MONITORING (SW) Russian president’s special envoy for Afghanistan affairs, Zamir Kabulov, has accused US intelligence in Afghanistan of "drug trafficking".
"Those wonderful US intelligence officers, who accuse us of different things, are involved in drug trafficking. Their planes from Kandahar, from Bagram [airfield near Kabul] are flying wherever they want to - to Germany, to Romania - without any inspections," he said. "Every citizen of Kabul will tell you that, everyone is ready to talk about that."
On June 26, The New York Times ran a story claiming that an unidentified unit of the Russian military intelligence allegedly offered bounties to Taliban (outlawed in Russia) militants to kill US soldiers and other coalition troops in Afghanistan. On June 29, Dmitry Peskov, the Kremlin spokesman, castigated these reports as fabrications and an "elaborate hoax."
On June 27, the Russian Foreign Ministry labeled the initial publication on this issue as intentionally false.
US President Donald Trump said in a Twitter post on June 28 that US intelligence did not find this information credible.
On February 14, 2003, the Russian Supreme Court declared the Taliban a terrorist organization.
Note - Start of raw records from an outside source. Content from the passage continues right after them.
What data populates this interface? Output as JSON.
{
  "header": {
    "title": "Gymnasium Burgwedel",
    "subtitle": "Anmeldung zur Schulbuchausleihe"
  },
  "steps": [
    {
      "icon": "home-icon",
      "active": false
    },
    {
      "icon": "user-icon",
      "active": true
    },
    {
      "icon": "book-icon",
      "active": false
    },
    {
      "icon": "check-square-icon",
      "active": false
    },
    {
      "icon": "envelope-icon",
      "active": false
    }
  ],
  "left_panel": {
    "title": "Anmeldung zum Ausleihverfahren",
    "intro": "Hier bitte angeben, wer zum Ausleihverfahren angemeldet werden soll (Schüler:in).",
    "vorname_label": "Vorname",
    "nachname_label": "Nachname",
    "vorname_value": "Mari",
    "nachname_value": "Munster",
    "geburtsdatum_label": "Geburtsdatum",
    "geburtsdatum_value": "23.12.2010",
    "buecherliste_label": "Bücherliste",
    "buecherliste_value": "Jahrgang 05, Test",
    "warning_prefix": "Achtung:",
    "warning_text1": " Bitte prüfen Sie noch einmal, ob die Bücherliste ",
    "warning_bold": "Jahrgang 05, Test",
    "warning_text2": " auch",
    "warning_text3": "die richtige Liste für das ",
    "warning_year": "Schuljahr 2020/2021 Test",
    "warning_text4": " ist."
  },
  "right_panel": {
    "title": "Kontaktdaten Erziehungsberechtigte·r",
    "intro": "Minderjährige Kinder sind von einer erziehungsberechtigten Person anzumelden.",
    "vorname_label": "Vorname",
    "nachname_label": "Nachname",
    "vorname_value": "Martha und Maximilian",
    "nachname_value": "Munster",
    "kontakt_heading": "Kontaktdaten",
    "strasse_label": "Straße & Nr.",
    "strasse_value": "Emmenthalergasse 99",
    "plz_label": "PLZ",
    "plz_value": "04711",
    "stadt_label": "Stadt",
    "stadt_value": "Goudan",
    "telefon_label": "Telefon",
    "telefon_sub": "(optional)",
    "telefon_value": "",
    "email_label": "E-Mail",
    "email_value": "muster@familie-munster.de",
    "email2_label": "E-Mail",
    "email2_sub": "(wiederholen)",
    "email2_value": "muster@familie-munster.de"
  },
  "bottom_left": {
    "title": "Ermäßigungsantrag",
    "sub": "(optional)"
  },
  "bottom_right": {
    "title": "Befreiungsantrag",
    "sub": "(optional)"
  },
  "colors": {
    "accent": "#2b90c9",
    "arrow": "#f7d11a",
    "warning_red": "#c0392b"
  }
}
The extremist organization’s activities are outlawed in Russia.
US President Donald Trump has been briefed on reported Russian bounties placed on American troops in Afghanistan, the White House said Tuesday.
In a pair of tweets, Trump said Sunday neither Vice President Mike Pence nor White House Chief of Staff Mark Meadows were told "about the so-called attacks on our troops in Afghanistan by Russians, as reported through an 'anonymous source' by the Fake News @nytimes."
His denial came two days after the newspaper reported that a Russian military intelligence unit secretly offered bounties to Taliban-linked militants for killing coalition forces, including American troops in Afghanistan.